According to Piaget, children develop their ability to think through a series of stages that occur as we age.
- Sensory Motor Stage
- Pre-Operational Stage - Child is learning to use symbolism, language and general rules about mental operations. Piaget said that they are unable to conserve, unable to reverse mental operations, are egocentric and rely on their intution.
- Concrete Operational Stage - Child is able to use some sophisticated mental operations but is still limited in a number of ways.
- Formal Operational Stage.

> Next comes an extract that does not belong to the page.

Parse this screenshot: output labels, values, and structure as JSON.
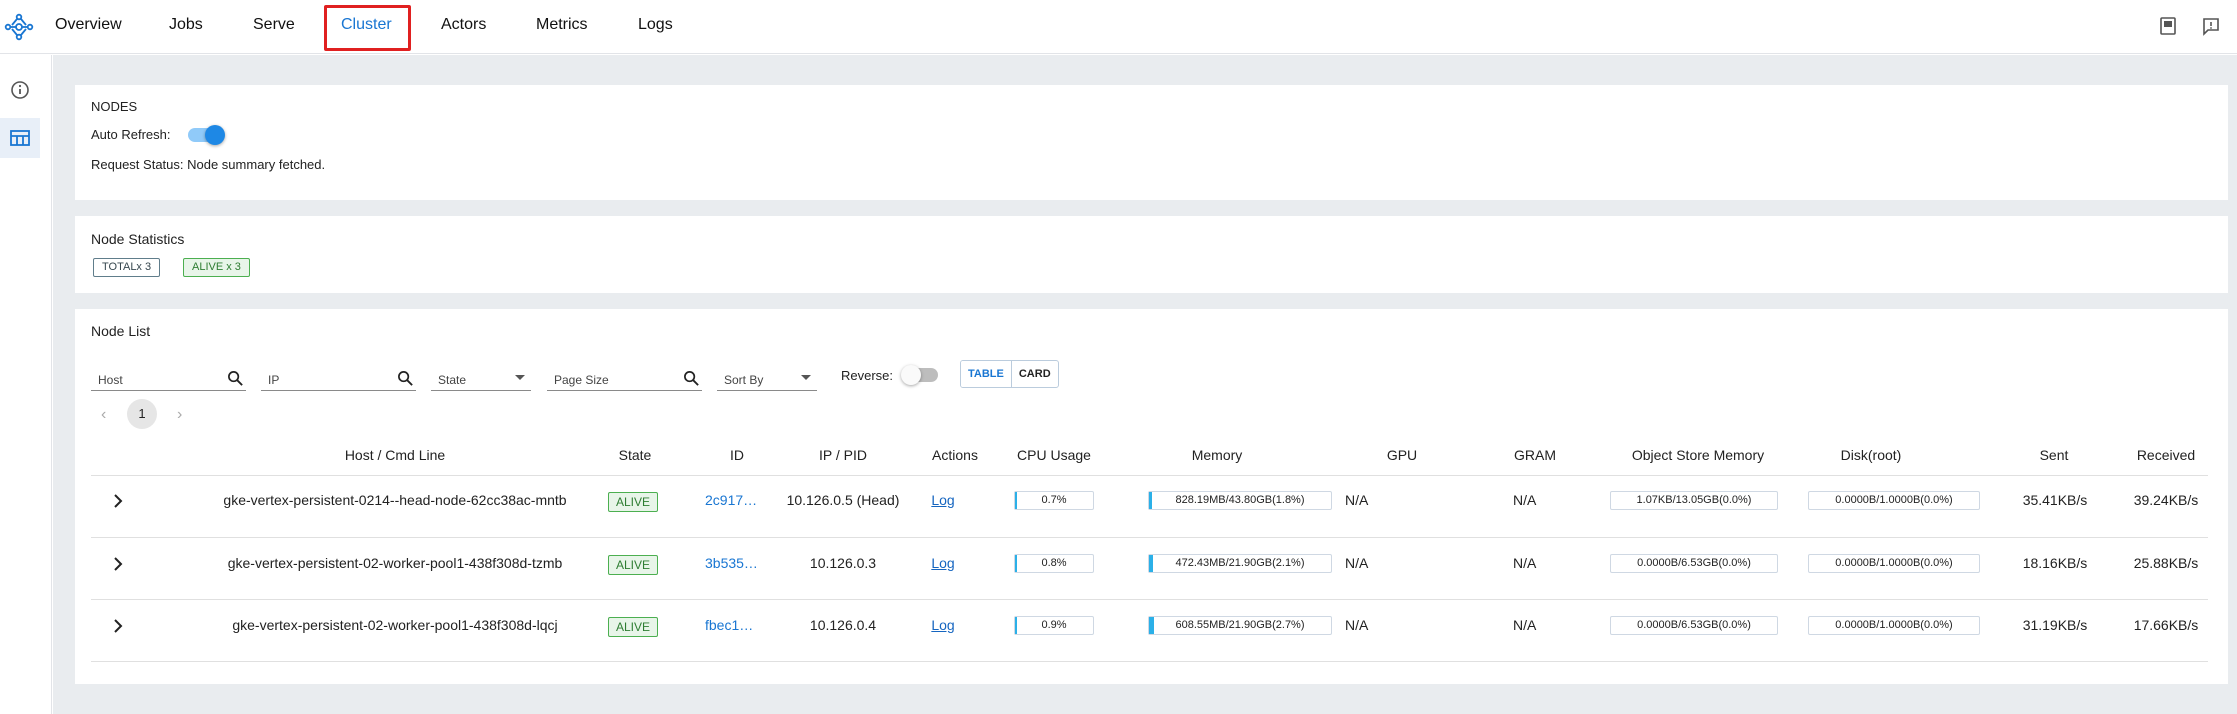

In Piagets conservations experiments, children were asked whether the two displays were the same, before and after the transformation. In Rose and Blank's experiment they were only asked after the transformation. Children who had failed the task with two questions often succeeded when only asked one question which suggested that children only failed because they were confused by the question. R & B only looked at the number task and only tested 6 year olds, S & B aimed to find out if the same results would occur with other tasks and a wider range of participants.
- Investigate the question of whether children under the age of seven or eight are able to understand the principle of invarience of quantity (conservation)
Procedure, Method and Sample
- 252 boys and girls aged between 5 and 8 1/2 from Devon. The children were divided into four groups, whose mean ages were
- 5 years and 3 months
- 6 years and 3 months
- 7 years and 3 months
- 8 years and 3 months.
- Each groups was subdivided into three task groups, which were closely age matched.
- Condition 1 - Standard Condition - Children were asked questions before and after the transformation
- Condition 2 - One Judgement Condition - Children were asked questions after the transformation
- Condition 3 - Fixed Array Control - This group only saw the post transformation display and were then asked the question.
The third condition checked if the children could see a difference in the post-transformation display without seeing the transformation
If children fail the third condition then it shows that they need to see the pre-transformation display to answer correctly
- Each child had four trials with each of the three materials (Mass, number, volume) The trials consisted of two equal and two unequal quantities.
Lab Experiment/Quasi Experiment
- Experiment was carried out in Lab Conditions, not in the participants own homes so there is a low ecological validity
- Quasi Experiment because researchers cannot influence the age of a participant.
- Number of errors in each condition of each age group
- Number of errors in each condition of each material
- No differences found in the equal and unequal conditions.
- In each conditions, the mean number of errors decreased as age increased.
- The material that had the most mean errors in each condition was volume, wheras the least was number.
- Older children made fewer errors
- Children made the fewest errors when shown the transformation and asked only one question
- Children did worse on the control condition, which means that those who were successful on the other conditions were so, because they were using the information from the transformation.
- Failure on the two-question task may be to do with being asked two questions rather than the ability to conserve.
- Children may posses certain cognitive abilities but may not display these when questioned in a certain way.
- Lab Experiment
- Tasks were similar to real life activities.
- Using children
- Psychological harm - children more impressionable